> DIRECTIONS
Type the records that follow again exactly as written, but drop the pictures.

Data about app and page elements
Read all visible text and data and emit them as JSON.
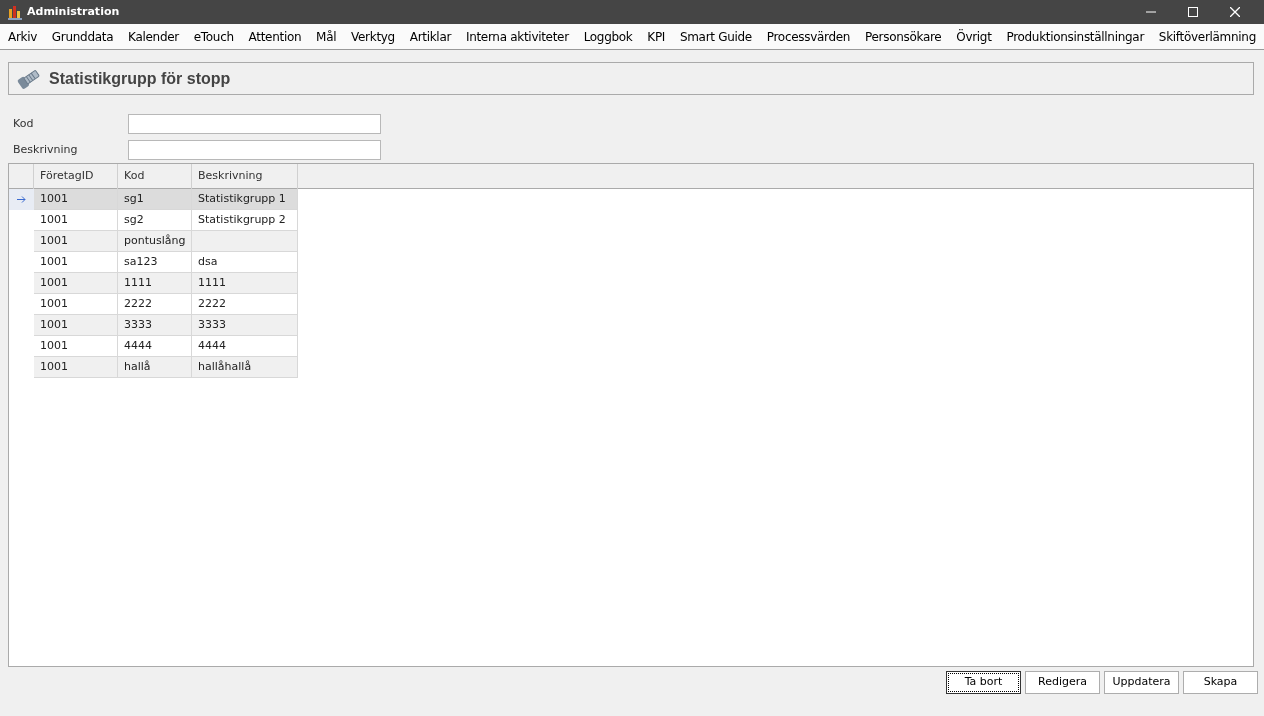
{
  "window": {
    "title": "Administration"
  },
  "menu": [
    {
      "label": "Arkiv"
    },
    {
      "label": "Grunddata"
    },
    {
      "label": "Kalender"
    },
    {
      "label": "eTouch"
    },
    {
      "label": "Attention"
    },
    {
      "label": "Mål"
    },
    {
      "label": "Verktyg"
    },
    {
      "label": "Artiklar"
    },
    {
      "label": "Interna aktiviteter"
    },
    {
      "label": "Loggbok"
    },
    {
      "label": "KPI"
    },
    {
      "label": "Smart Guide"
    },
    {
      "label": "Processvärden"
    },
    {
      "label": "Personsökare"
    },
    {
      "label": "Övrigt"
    },
    {
      "label": "Produktionsinställningar"
    },
    {
      "label": "Skiftöverlämning"
    }
  ],
  "header": {
    "title": "Statistikgrupp för stopp"
  },
  "fields": [
    {
      "label": "Kod"
    },
    {
      "label": "Beskrivning"
    }
  ],
  "table": {
    "columns": [
      "FöretagID",
      "Kod",
      "Beskrivning"
    ],
    "rows": [
      {
        "cells": [
          "1001",
          "sg1",
          "Statistikgrupp 1"
        ],
        "selected": true
      },
      {
        "cells": [
          "1001",
          "sg2",
          "Statistikgrupp 2"
        ],
        "selected": false
      },
      {
        "cells": [
          "1001",
          "pontuslång",
          ""
        ],
        "selected": false
      },
      {
        "cells": [
          "1001",
          "sa123",
          "dsa"
        ],
        "selected": false
      },
      {
        "cells": [
          "1001",
          "1111",
          "1111"
        ],
        "selected": false
      },
      {
        "cells": [
          "1001",
          "2222",
          "2222"
        ],
        "selected": false
      },
      {
        "cells": [
          "1001",
          "3333",
          "3333"
        ],
        "selected": false
      },
      {
        "cells": [
          "1001",
          "4444",
          "4444"
        ],
        "selected": false
      },
      {
        "cells": [
          "1001",
          "hallå",
          "hallåhallå"
        ],
        "selected": false
      }
    ]
  },
  "buttons": [
    {
      "label": "Ta bort",
      "focused": true
    },
    {
      "label": "Redigera",
      "focused": false
    },
    {
      "label": "Uppdatera",
      "focused": false
    },
    {
      "label": "Skapa",
      "focused": false
    }
  ]
}
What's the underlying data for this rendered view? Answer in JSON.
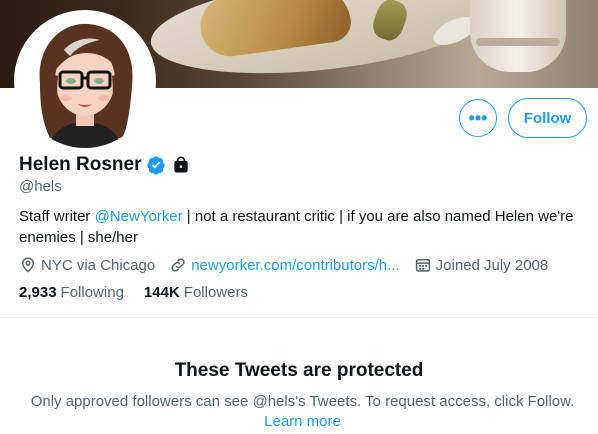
{
  "profile": {
    "name": "Helen Rosner",
    "handle": "@hels",
    "bio_prefix": "Staff writer ",
    "bio_mention": "@NewYorker",
    "bio_suffix": " | not a restaurant critic | if you are also named Helen we're enemies | she/her",
    "location": "NYC via Chicago",
    "website": "newyorker.com/contributors/h...",
    "joined": "Joined July 2008",
    "following_count": "2,933",
    "following_label": "Following",
    "followers_count": "144K",
    "followers_label": "Followers",
    "verified": true,
    "protected_account": true
  },
  "actions": {
    "more_label": "•••",
    "follow_label": "Follow"
  },
  "protected": {
    "title": "These Tweets are protected",
    "text": "Only approved followers can see @hels's Tweets. To request access, click Follow.",
    "learn_more": "Learn more"
  },
  "icons": {
    "verified": "verified-badge-icon",
    "lock": "lock-icon",
    "location": "location-pin-icon",
    "link": "link-icon",
    "calendar": "calendar-icon"
  },
  "colors": {
    "accent": "#1d9bf0",
    "text_primary": "#0f1419",
    "text_secondary": "#536471"
  }
}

> RESULT BELOW
Read all visible text and data and emit them as JSON.
{
  "window": {
    "title": "Administration"
  },
  "menu": [
    {
      "label": "Arkiv"
    },
    {
      "label": "Grunddata"
    },
    {
      "label": "Kalender"
    },
    {
      "label": "eTouch"
    },
    {
      "label": "Attention"
    },
    {
      "label": "Mål"
    },
    {
      "label": "Verktyg"
    },
    {
      "label": "Artiklar"
    },
    {
      "label": "Interna aktiviteter"
    },
    {
      "label": "Loggbok"
    },
    {
      "label": "KPI"
    },
    {
      "label": "Smart Guide"
    },
    {
      "label": "Processvärden"
    },
    {
      "label": "Personsökare"
    },
    {
      "label": "Övrigt"
    },
    {
      "label": "Produktionsinställningar"
    },
    {
      "label": "Skiftöverlämning"
    }
  ],
  "header": {
    "title": "Statistikgrupp för stopp"
  },
  "fields": [
    {
      "label": "Kod"
    },
    {
      "label": "Beskrivning"
    }
  ],
  "table": {
    "columns": [
      "FöretagID",
      "Kod",
      "Beskrivning"
    ],
    "rows": [
      {
        "cells": [
          "1001",
          "sg1",
          "Statistikgrupp 1"
        ],
        "selected": true
      },
      {
        "cells": [
          "1001",
          "sg2",
          "Statistikgrupp 2"
        ],
        "selected": false
      },
      {
        "cells": [
          "1001",
          "pontuslång",
          ""
        ],
        "selected": false
      },
      {
        "cells": [
          "1001",
          "sa123",
          "dsa"
        ],
        "selected": false
      },
      {
        "cells": [
          "1001",
          "1111",
          "1111"
        ],
        "selected": false
      },
      {
        "cells": [
          "1001",
          "2222",
          "2222"
        ],
        "selected": false
      },
      {
        "cells": [
          "1001",
          "3333",
          "3333"
        ],
        "selected": false
      },
      {
        "cells": [
          "1001",
          "4444",
          "4444"
        ],
        "selected": false
      },
      {
        "cells": [
          "1001",
          "hallå",
          "hallåhallå"
        ],
        "selected": false
      }
    ]
  },
  "buttons": [
    {
      "label": "Ta bort",
      "focused": true
    },
    {
      "label": "Redigera",
      "focused": false
    },
    {
      "label": "Uppdatera",
      "focused": false
    },
    {
      "label": "Skapa",
      "focused": false
    }
  ]
}
What's the underlying data for this rendered view? Answer in JSON.
{
  "profile": {
    "name": "Helen Rosner",
    "handle": "@hels",
    "bio_prefix": "Staff writer ",
    "bio_mention": "@NewYorker",
    "bio_suffix": " | not a restaurant critic | if you are also named Helen we're enemies | she/her",
    "location": "NYC via Chicago",
    "website": "newyorker.com/contributors/h...",
    "joined": "Joined July 2008",
    "following_count": "2,933",
    "following_label": "Following",
    "followers_count": "144K",
    "followers_label": "Followers",
    "verified": true,
    "protected_account": true
  },
  "actions": {
    "more_label": "•••",
    "follow_label": "Follow"
  },
  "protected": {
    "title": "These Tweets are protected",
    "text": "Only approved followers can see @hels's Tweets. To request access, click Follow.",
    "learn_more": "Learn more"
  },
  "icons": {
    "verified": "verified-badge-icon",
    "lock": "lock-icon",
    "location": "location-pin-icon",
    "link": "link-icon",
    "calendar": "calendar-icon"
  },
  "colors": {
    "accent": "#1d9bf0",
    "text_primary": "#0f1419",
    "text_secondary": "#536471"
  }
}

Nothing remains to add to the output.